▶ What is needed
Exactly as written, output each of the entries below.

[Dataset rows for apps and sites]
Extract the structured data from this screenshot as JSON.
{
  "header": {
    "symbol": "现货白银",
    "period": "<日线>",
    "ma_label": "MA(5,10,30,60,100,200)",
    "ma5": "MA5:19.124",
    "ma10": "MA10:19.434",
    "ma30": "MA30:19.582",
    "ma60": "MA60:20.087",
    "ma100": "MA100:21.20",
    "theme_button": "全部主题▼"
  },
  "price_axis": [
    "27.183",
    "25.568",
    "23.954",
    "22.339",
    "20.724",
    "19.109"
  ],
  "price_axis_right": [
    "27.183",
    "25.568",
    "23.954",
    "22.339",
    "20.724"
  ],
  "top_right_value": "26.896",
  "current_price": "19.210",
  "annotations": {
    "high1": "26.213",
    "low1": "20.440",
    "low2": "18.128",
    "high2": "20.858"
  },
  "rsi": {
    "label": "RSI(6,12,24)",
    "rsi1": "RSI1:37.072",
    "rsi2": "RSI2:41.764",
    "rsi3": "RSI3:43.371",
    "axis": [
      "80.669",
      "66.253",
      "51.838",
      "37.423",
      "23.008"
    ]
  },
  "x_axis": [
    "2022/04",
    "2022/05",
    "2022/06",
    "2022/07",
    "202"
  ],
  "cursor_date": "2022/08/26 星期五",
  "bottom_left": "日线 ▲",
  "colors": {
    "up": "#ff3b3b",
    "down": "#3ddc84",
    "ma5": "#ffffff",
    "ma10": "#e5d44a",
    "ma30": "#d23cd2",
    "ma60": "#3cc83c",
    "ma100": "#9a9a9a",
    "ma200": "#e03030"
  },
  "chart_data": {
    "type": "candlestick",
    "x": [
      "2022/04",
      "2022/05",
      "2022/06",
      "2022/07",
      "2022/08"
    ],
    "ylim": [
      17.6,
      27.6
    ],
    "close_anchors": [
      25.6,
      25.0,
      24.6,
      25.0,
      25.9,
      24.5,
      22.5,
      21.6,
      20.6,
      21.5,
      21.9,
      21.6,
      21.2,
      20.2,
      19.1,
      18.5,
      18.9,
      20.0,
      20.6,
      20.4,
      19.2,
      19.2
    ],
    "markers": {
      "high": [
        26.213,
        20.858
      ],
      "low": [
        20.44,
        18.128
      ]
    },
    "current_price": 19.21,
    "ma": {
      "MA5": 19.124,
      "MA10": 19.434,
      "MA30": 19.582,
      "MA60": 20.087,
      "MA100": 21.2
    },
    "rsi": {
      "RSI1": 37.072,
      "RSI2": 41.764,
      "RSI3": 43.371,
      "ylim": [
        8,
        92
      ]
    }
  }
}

▶ Your response
Extract the structured data from this screenshot as JSON.
{
  "header": {
    "symbol": "现货白银",
    "period": "<日线>",
    "ma_label": "MA(5,10,30,60,100,200)",
    "ma5": "MA5:19.124",
    "ma10": "MA10:19.434",
    "ma30": "MA30:19.582",
    "ma60": "MA60:20.087",
    "ma100": "MA100:21.20",
    "theme_button": "全部主题▼"
  },
  "price_axis": [
    "27.183",
    "25.568",
    "23.954",
    "22.339",
    "20.724",
    "19.109"
  ],
  "price_axis_right": [
    "27.183",
    "25.568",
    "23.954",
    "22.339",
    "20.724"
  ],
  "top_right_value": "26.896",
  "current_price": "19.210",
  "annotations": {
    "high1": "26.213",
    "low1": "20.440",
    "low2": "18.128",
    "high2": "20.858"
  },
  "rsi": {
    "label": "RSI(6,12,24)",
    "rsi1": "RSI1:37.072",
    "rsi2": "RSI2:41.764",
    "rsi3": "RSI3:43.371",
    "axis": [
      "80.669",
      "66.253",
      "51.838",
      "37.423",
      "23.008"
    ]
  },
  "x_axis": [
    "2022/04",
    "2022/05",
    "2022/06",
    "2022/07",
    "202"
  ],
  "cursor_date": "2022/08/26 星期五",
  "bottom_left": "日线 ▲",
  "colors": {
    "up": "#ff3b3b",
    "down": "#3ddc84",
    "ma5": "#ffffff",
    "ma10": "#e5d44a",
    "ma30": "#d23cd2",
    "ma60": "#3cc83c",
    "ma100": "#9a9a9a",
    "ma200": "#e03030"
  },
  "chart_data": {
    "type": "candlestick",
    "x": [
      "2022/04",
      "2022/05",
      "2022/06",
      "2022/07",
      "2022/08"
    ],
    "ylim": [
      17.6,
      27.6
    ],
    "close_anchors": [
      25.6,
      25.0,
      24.6,
      25.0,
      25.9,
      24.5,
      22.5,
      21.6,
      20.6,
      21.5,
      21.9,
      21.6,
      21.2,
      20.2,
      19.1,
      18.5,
      18.9,
      20.0,
      20.6,
      20.4,
      19.2,
      19.2
    ],
    "markers": {
      "high": [
        26.213,
        20.858
      ],
      "low": [
        20.44,
        18.128
      ]
    },
    "current_price": 19.21,
    "ma": {
      "MA5": 19.124,
      "MA10": 19.434,
      "MA30": 19.582,
      "MA60": 20.087,
      "MA100": 21.2
    },
    "rsi": {
      "RSI1": 37.072,
      "RSI2": 41.764,
      "RSI3": 43.371,
      "ylim": [
        8,
        92
      ]
    }
  }
}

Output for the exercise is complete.